[What you have to do] Which of the lines below include the word "text"? Pull each one out.

Source records
-- -- --

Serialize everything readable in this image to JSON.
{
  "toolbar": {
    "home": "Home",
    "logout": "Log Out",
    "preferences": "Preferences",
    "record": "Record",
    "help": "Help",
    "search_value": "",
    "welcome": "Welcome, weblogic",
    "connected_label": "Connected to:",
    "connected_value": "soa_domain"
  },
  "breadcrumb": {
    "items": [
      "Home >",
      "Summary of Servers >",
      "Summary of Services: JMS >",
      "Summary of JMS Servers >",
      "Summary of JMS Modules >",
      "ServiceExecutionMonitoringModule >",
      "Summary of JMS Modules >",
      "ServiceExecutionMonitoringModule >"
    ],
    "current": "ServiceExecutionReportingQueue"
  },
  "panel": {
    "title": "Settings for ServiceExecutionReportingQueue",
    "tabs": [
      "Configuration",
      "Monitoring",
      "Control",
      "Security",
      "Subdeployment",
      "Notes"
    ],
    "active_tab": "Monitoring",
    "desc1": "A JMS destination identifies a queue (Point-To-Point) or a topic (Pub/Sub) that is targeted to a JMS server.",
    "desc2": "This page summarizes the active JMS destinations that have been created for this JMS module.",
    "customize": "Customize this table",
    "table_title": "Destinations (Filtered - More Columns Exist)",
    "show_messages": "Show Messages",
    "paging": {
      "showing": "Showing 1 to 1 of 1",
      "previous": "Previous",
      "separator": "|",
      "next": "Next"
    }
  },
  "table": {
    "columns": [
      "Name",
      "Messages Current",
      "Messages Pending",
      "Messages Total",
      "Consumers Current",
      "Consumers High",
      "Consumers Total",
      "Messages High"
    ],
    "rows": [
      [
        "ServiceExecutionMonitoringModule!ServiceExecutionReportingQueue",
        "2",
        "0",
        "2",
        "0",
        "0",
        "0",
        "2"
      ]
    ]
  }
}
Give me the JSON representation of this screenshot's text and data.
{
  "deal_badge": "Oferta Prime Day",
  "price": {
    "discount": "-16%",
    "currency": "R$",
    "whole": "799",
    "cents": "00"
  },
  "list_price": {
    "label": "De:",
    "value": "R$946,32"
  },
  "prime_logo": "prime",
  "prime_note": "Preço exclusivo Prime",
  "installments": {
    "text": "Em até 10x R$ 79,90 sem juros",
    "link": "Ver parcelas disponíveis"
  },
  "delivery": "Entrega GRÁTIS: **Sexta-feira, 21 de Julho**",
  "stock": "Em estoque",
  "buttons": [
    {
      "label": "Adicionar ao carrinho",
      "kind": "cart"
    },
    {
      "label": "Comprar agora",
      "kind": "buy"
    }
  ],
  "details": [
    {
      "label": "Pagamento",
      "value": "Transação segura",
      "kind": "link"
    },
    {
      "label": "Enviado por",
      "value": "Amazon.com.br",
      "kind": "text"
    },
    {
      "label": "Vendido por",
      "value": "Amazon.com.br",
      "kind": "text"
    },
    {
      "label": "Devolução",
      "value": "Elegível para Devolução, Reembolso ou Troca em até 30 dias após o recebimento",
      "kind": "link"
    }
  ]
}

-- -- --

[Reply]
Give me the JSON representation of this screenshot's text and data.
    "text": "Em até 10x R$ 79,90 sem juros",
      "kind": "text"
      "kind": "text"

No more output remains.